Exercise materials:
[Start of Attachment]
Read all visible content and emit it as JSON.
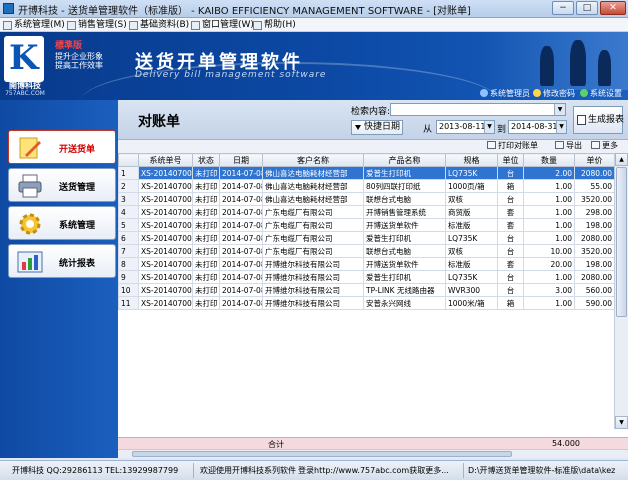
{
  "window": {
    "title": "开博科技 - 送货单管理软件（标准版） - KAIBO EFFICIENCY MANAGEMENT SOFTWARE - [对账单]",
    "min": "−",
    "max": "□",
    "close": "✕"
  },
  "menu": [
    "系统管理(M)",
    "销售管理(S)",
    "基础资料(B)",
    "窗口管理(W)",
    "帮助(H)"
  ],
  "banner": {
    "logo_letter": "K",
    "logo_cn": "開博科技",
    "logo_url": "757ABC.COM",
    "edition_badge": "標準版",
    "slogan1": "提升企业形象",
    "slogan2": "提高工作效率",
    "title": "送货开单管理软件",
    "subtitle": "Delivery bill management software",
    "links": [
      "系统管理员",
      "修改密码",
      "系统设置"
    ]
  },
  "sidebar": {
    "items": [
      {
        "label": "开送货单",
        "icon": "pencil-note-icon",
        "active": true
      },
      {
        "label": "送货管理",
        "icon": "printer-icon",
        "active": false
      },
      {
        "label": "系统管理",
        "icon": "gear-icon",
        "active": false
      },
      {
        "label": "统计报表",
        "icon": "bar-chart-icon",
        "active": false
      }
    ]
  },
  "main": {
    "title": "对账单",
    "search_label": "检索内容:",
    "search_value": "",
    "quick_date": "快捷日期",
    "from_label": "从",
    "from_date": "2013-08-11",
    "to_label": "到",
    "to_date": "2014-08-31",
    "report_button": "生成报表",
    "print_button": "打印对账单",
    "export_button": "导出",
    "more_button": "更多",
    "columns": [
      "",
      "系统单号",
      "状态",
      "日期",
      "客户名称",
      "产品名称",
      "规格",
      "单位",
      "数量",
      "单价"
    ],
    "rows": [
      [
        "1",
        "XS-201407002",
        "未打印",
        "2014-07-08",
        "佛山喜达电脑耗材经营部",
        "爱普生打印机",
        "LQ735K",
        "台",
        "2.00",
        "2080.00"
      ],
      [
        "2",
        "XS-201407002",
        "未打印",
        "2014-07-08",
        "佛山喜达电脑耗材经营部",
        "80列四联打印纸",
        "1000页/箱",
        "箱",
        "1.00",
        "55.00"
      ],
      [
        "3",
        "XS-201407002",
        "未打印",
        "2014-07-08",
        "佛山喜达电脑耗材经营部",
        "联想台式电脑",
        "双核",
        "台",
        "1.00",
        "3520.00"
      ],
      [
        "4",
        "XS-201407003",
        "未打印",
        "2014-07-08",
        "广东电缆厂有限公司",
        "开博销售管理系统",
        "商贸版",
        "套",
        "1.00",
        "298.00"
      ],
      [
        "5",
        "XS-201407003",
        "未打印",
        "2014-07-08",
        "广东电缆厂有限公司",
        "开博送货单软件",
        "标准版",
        "套",
        "1.00",
        "198.00"
      ],
      [
        "6",
        "XS-201407004",
        "未打印",
        "2014-07-08",
        "广东电缆厂有限公司",
        "爱普生打印机",
        "LQ735K",
        "台",
        "1.00",
        "2080.00"
      ],
      [
        "7",
        "XS-201407004",
        "未打印",
        "2014-07-08",
        "广东电缆厂有限公司",
        "联想台式电脑",
        "双核",
        "台",
        "10.00",
        "3520.00"
      ],
      [
        "8",
        "XS-201407001",
        "未打印",
        "2014-07-08",
        "开博维尔科技有限公司",
        "开博送货单软件",
        "标准版",
        "套",
        "20.00",
        "198.00"
      ],
      [
        "9",
        "XS-201407005",
        "未打印",
        "2014-07-08",
        "开博维尔科技有限公司",
        "爱普生打印机",
        "LQ735K",
        "台",
        "1.00",
        "2080.00"
      ],
      [
        "10",
        "XS-201407005",
        "未打印",
        "2014-07-08",
        "开博维尔科技有限公司",
        "TP-LINK 无线路由器",
        "WVR300",
        "台",
        "3.00",
        "560.00"
      ],
      [
        "11",
        "XS-201407005",
        "未打印",
        "2014-07-08",
        "开博维尔科技有限公司",
        "安普永兴网线",
        "1000米/箱",
        "箱",
        "1.00",
        "590.00"
      ]
    ],
    "selected_row": 0,
    "total_label": "合计",
    "total_qty": "54.000"
  },
  "status": {
    "company": "开博科技 QQ:29286113 TEL:13929987799",
    "welcome": "欢迎使用开博科技系列软件",
    "login": "登录http://www.757abc.com获取更多...",
    "path": "D:\\开博送货单管理软件-标准版\\data\\kez"
  },
  "colors": {
    "banner": "#0c4aa6",
    "selected_row": "#2f74d0",
    "total_row": "#f4d9df",
    "active_nav_text": "#d00000"
  }
}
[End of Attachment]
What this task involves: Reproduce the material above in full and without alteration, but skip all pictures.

Solution for this problem:
Read all visible content and emit it as JSON.
{
  "window": {
    "title": "开博科技 - 送货单管理软件（标准版） - KAIBO EFFICIENCY MANAGEMENT SOFTWARE - [对账单]",
    "min": "−",
    "max": "□",
    "close": "✕"
  },
  "menu": [
    "系统管理(M)",
    "销售管理(S)",
    "基础资料(B)",
    "窗口管理(W)",
    "帮助(H)"
  ],
  "banner": {
    "logo_letter": "K",
    "logo_cn": "開博科技",
    "logo_url": "757ABC.COM",
    "edition_badge": "標準版",
    "slogan1": "提升企业形象",
    "slogan2": "提高工作效率",
    "title": "送货开单管理软件",
    "subtitle": "Delivery bill management software",
    "links": [
      "系统管理员",
      "修改密码",
      "系统设置"
    ]
  },
  "sidebar": {
    "items": [
      {
        "label": "开送货单",
        "icon": "pencil-note-icon",
        "active": true
      },
      {
        "label": "送货管理",
        "icon": "printer-icon",
        "active": false
      },
      {
        "label": "系统管理",
        "icon": "gear-icon",
        "active": false
      },
      {
        "label": "统计报表",
        "icon": "bar-chart-icon",
        "active": false
      }
    ]
  },
  "main": {
    "title": "对账单",
    "search_label": "检索内容:",
    "search_value": "",
    "quick_date": "快捷日期",
    "from_label": "从",
    "from_date": "2013-08-11",
    "to_label": "到",
    "to_date": "2014-08-31",
    "report_button": "生成报表",
    "print_button": "打印对账单",
    "export_button": "导出",
    "more_button": "更多",
    "columns": [
      "",
      "系统单号",
      "状态",
      "日期",
      "客户名称",
      "产品名称",
      "规格",
      "单位",
      "数量",
      "单价"
    ],
    "rows": [
      [
        "1",
        "XS-201407002",
        "未打印",
        "2014-07-08",
        "佛山喜达电脑耗材经营部",
        "爱普生打印机",
        "LQ735K",
        "台",
        "2.00",
        "2080.00"
      ],
      [
        "2",
        "XS-201407002",
        "未打印",
        "2014-07-08",
        "佛山喜达电脑耗材经营部",
        "80列四联打印纸",
        "1000页/箱",
        "箱",
        "1.00",
        "55.00"
      ],
      [
        "3",
        "XS-201407002",
        "未打印",
        "2014-07-08",
        "佛山喜达电脑耗材经营部",
        "联想台式电脑",
        "双核",
        "台",
        "1.00",
        "3520.00"
      ],
      [
        "4",
        "XS-201407003",
        "未打印",
        "2014-07-08",
        "广东电缆厂有限公司",
        "开博销售管理系统",
        "商贸版",
        "套",
        "1.00",
        "298.00"
      ],
      [
        "5",
        "XS-201407003",
        "未打印",
        "2014-07-08",
        "广东电缆厂有限公司",
        "开博送货单软件",
        "标准版",
        "套",
        "1.00",
        "198.00"
      ],
      [
        "6",
        "XS-201407004",
        "未打印",
        "2014-07-08",
        "广东电缆厂有限公司",
        "爱普生打印机",
        "LQ735K",
        "台",
        "1.00",
        "2080.00"
      ],
      [
        "7",
        "XS-201407004",
        "未打印",
        "2014-07-08",
        "广东电缆厂有限公司",
        "联想台式电脑",
        "双核",
        "台",
        "10.00",
        "3520.00"
      ],
      [
        "8",
        "XS-201407001",
        "未打印",
        "2014-07-08",
        "开博维尔科技有限公司",
        "开博送货单软件",
        "标准版",
        "套",
        "20.00",
        "198.00"
      ],
      [
        "9",
        "XS-201407005",
        "未打印",
        "2014-07-08",
        "开博维尔科技有限公司",
        "爱普生打印机",
        "LQ735K",
        "台",
        "1.00",
        "2080.00"
      ],
      [
        "10",
        "XS-201407005",
        "未打印",
        "2014-07-08",
        "开博维尔科技有限公司",
        "TP-LINK 无线路由器",
        "WVR300",
        "台",
        "3.00",
        "560.00"
      ],
      [
        "11",
        "XS-201407005",
        "未打印",
        "2014-07-08",
        "开博维尔科技有限公司",
        "安普永兴网线",
        "1000米/箱",
        "箱",
        "1.00",
        "590.00"
      ]
    ],
    "selected_row": 0,
    "total_label": "合计",
    "total_qty": "54.000"
  },
  "status": {
    "company": "开博科技 QQ:29286113 TEL:13929987799",
    "welcome": "欢迎使用开博科技系列软件",
    "login": "登录http://www.757abc.com获取更多...",
    "path": "D:\\开博送货单管理软件-标准版\\data\\kez"
  },
  "colors": {
    "banner": "#0c4aa6",
    "selected_row": "#2f74d0",
    "total_row": "#f4d9df",
    "active_nav_text": "#d00000"
  }
}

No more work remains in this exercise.